I remember, maybe you remember seeing Michael J. Fox when he was an exceptionally good-looking, successful actor in TV series "Family Ties,"and "Spin City," and became an international star in the "Back to the Future Trilogy," "The Hard Way," "Doc Hollywood," "The Secret of My Success," "Bright Lights, Big City," and "The American President."
Wham! Fate, bad luck (whatever you call it) hit him.
Age 29, in 1991 Fox was diagnosed with Parkinson's disease, an incurable, progressive nervous system disorder that affects movement. He didn't disclose his condition to the public till 1998. He partly retired from acting in 2000 as the symptoms of his disease worsened.
These photos indicate how it changed the way he looked.
In January, the New York Times said, "Fox has had a remarkably successful second act. After going public with his Parkinson's diagnosis in 1998. he's raised 800 million to combat the disease. He's written three best selling books, despite Parkinson's physical limitations, has performed important roles in a string of hit TV shows, and has a famously happy family life."
Now, at 57, Michael says, "I'd developed a relationship with Parkinson's where it left me areas I could still flourish in."
That changed last year. He developed a spinal problem that required surgery and extensive rehab. He largely recovered, only to fall at home in August and fracture his ankle. He says, "Those setbacks brought places where I wondered was it false hope I'd been selling? Is there a line beyond which there is no consolation?" Dealing with when he couldn't walk, had health aides 24 hours a day--Michael remembers asking himself if he was still able to tell himself, "Hey, chin up!"
"Yes"was his answer.
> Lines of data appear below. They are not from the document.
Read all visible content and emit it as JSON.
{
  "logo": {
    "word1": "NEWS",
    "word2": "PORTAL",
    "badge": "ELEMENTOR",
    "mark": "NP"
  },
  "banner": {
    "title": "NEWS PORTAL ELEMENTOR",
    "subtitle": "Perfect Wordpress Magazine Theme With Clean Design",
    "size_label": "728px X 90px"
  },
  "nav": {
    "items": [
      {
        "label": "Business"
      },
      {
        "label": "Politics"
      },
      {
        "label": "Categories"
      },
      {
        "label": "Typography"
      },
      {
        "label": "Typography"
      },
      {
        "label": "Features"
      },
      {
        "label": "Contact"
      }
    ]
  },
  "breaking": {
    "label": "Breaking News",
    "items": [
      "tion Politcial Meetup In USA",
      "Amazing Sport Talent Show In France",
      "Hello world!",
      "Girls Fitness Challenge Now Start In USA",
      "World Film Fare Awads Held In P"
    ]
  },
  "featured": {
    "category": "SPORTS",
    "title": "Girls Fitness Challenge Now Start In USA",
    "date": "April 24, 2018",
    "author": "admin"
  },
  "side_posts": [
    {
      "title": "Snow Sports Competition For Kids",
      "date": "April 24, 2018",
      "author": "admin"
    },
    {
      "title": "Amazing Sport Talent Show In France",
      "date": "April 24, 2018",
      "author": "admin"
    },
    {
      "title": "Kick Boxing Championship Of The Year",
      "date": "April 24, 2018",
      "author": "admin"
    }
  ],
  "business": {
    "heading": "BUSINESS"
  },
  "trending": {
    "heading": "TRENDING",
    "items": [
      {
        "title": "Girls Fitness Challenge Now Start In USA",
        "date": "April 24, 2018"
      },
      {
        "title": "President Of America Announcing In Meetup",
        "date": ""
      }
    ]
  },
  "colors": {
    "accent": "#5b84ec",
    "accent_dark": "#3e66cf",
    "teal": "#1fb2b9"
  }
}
Friends, readers, grab what you can from this. Michael J. Fox sees each day through lens of optimism, and takes on a day with--not just hope--but a very strong, exceptionally strong flow of positive thoughts.
He says of his life, "If the worse I've had is as bad as it gets,it's been amazing."
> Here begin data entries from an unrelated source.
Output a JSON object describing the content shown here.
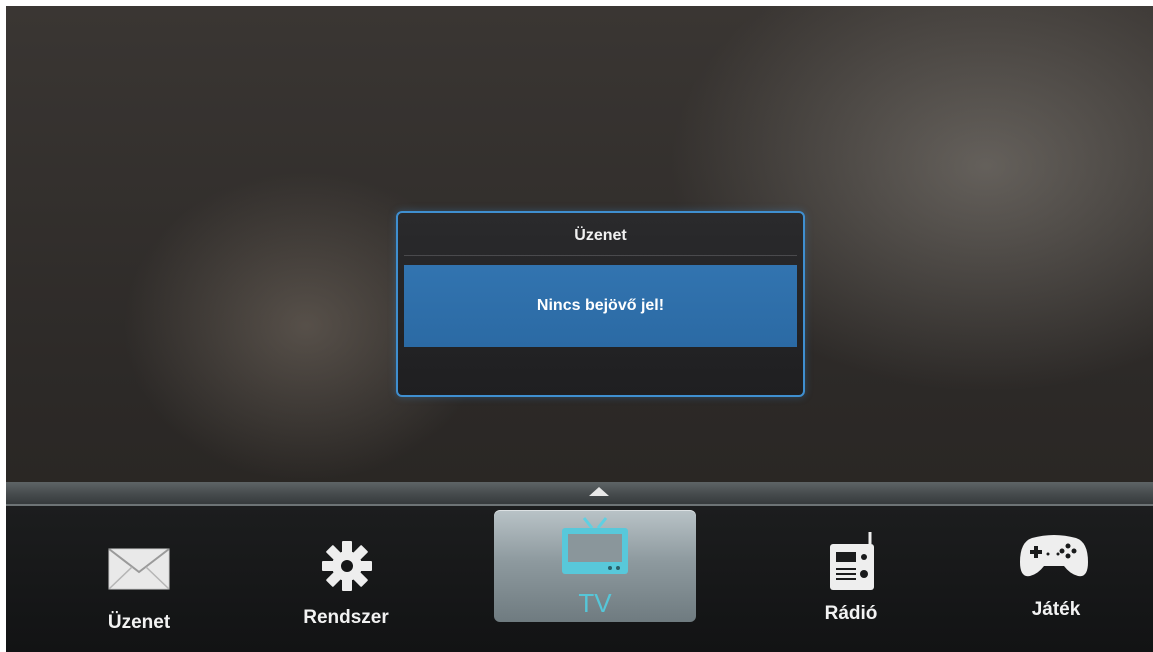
{
  "dialog": {
    "title": "Üzenet",
    "message": "Nincs bejövő jel!"
  },
  "menu": {
    "items": [
      {
        "label": "Üzenet",
        "icon": "envelope-icon"
      },
      {
        "label": "Rendszer",
        "icon": "gear-icon"
      },
      {
        "label": "TV",
        "icon": "tv-icon",
        "selected": true
      },
      {
        "label": "Rádió",
        "icon": "radio-icon"
      },
      {
        "label": "Játék",
        "icon": "gamepad-icon"
      }
    ]
  },
  "colors": {
    "accent": "#3f8fd0",
    "message_bg": "#2f70ab",
    "selected_label": "#56c6d8"
  }
}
NEW! ... Emily Frankel and John Cullum offer lively, provocative video commentary on YouTube once a week. Click image above to go.
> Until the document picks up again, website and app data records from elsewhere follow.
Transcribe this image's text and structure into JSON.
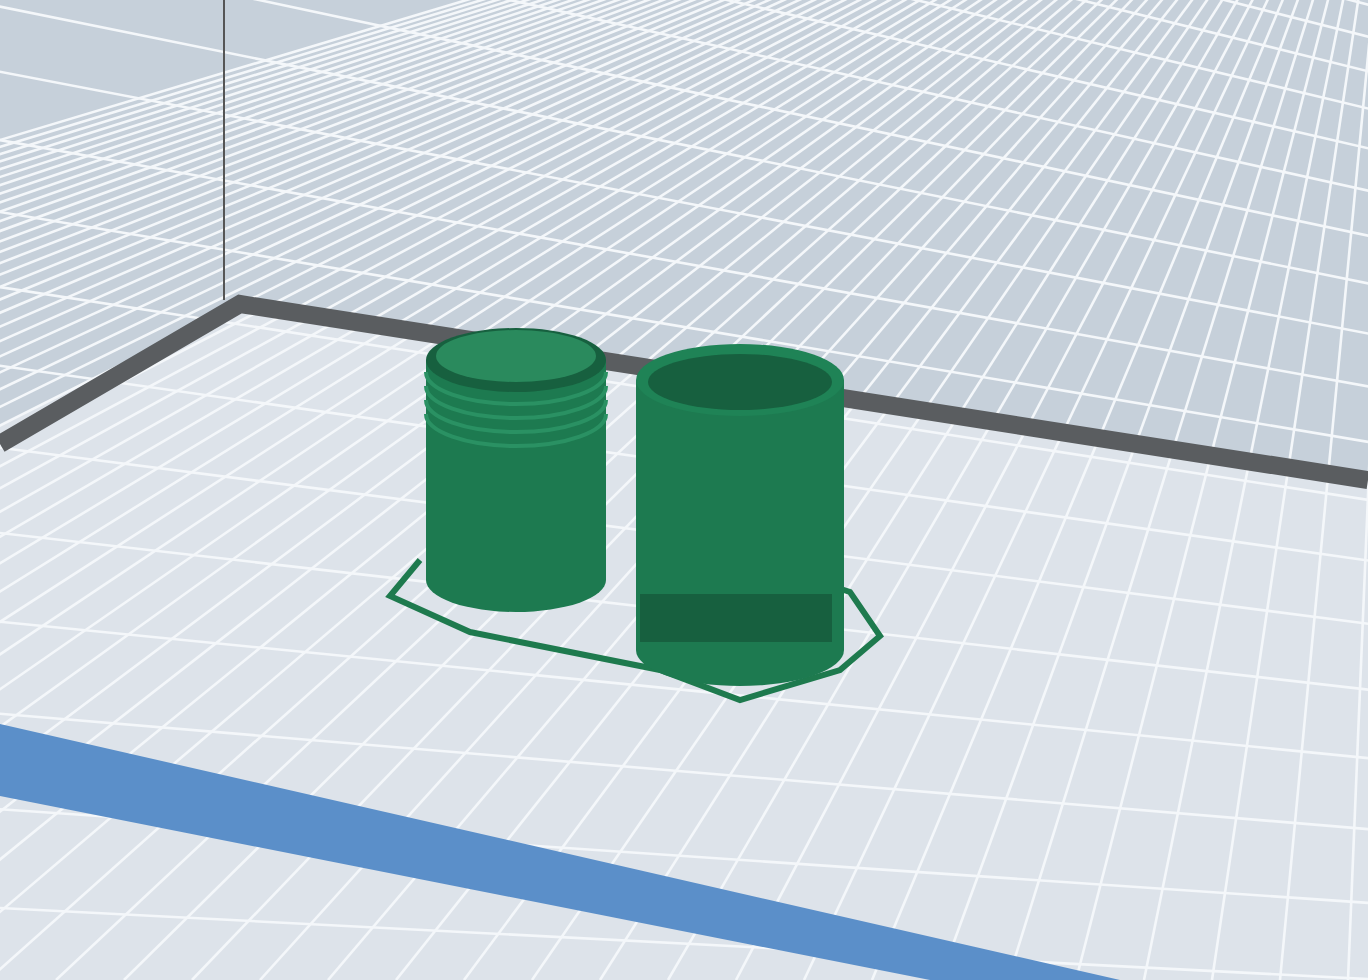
{
  "scene": {
    "objects": [
      {
        "kind": "threaded-jar"
      },
      {
        "kind": "threaded-cap"
      }
    ]
  }
}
HOW I GOT HERE
I'm a writer, writing things that haven't brought me fame, but continue to involve me, inspire me to find an audience.
I started out as a modern dancer, contemporary, but balletic. I didn't want to be a swan, or a barefoot dancer. I wanted to dance to the music that thrilled me as a child, and made me want to be a dancer.
I began writing in the truck my first husband, Mark Ryder and I bought, in order to carry our set, props, and costumes for a long one-night-stands tour -- eighty-eighty performances in eighty-eight cities.
We were performing "Romeo and Juliet" nightly, but our marriage was breaking up. Every day while our stage manager drove us two-hundred miles or so to the next booking, I'd type a detailed description of last night -- what we did well, what we argued about, and a travelogue about the town, and comments from the people at the nightly party.
Recovering from the trip and the divorce, I sent my "car book" to a friend who said -- "Em, it's great, but ..." And that became rewrites, and another book. Then, my marriage to actor John Cullum, and then a play that got produced, and another book, big hopes because a famous agent loved it. The title and concept changed five times -- now it's been published, finally, as "Somebody, Woman of the Century." You can buy it, or read about it and my other five novels on Emily Frankel.com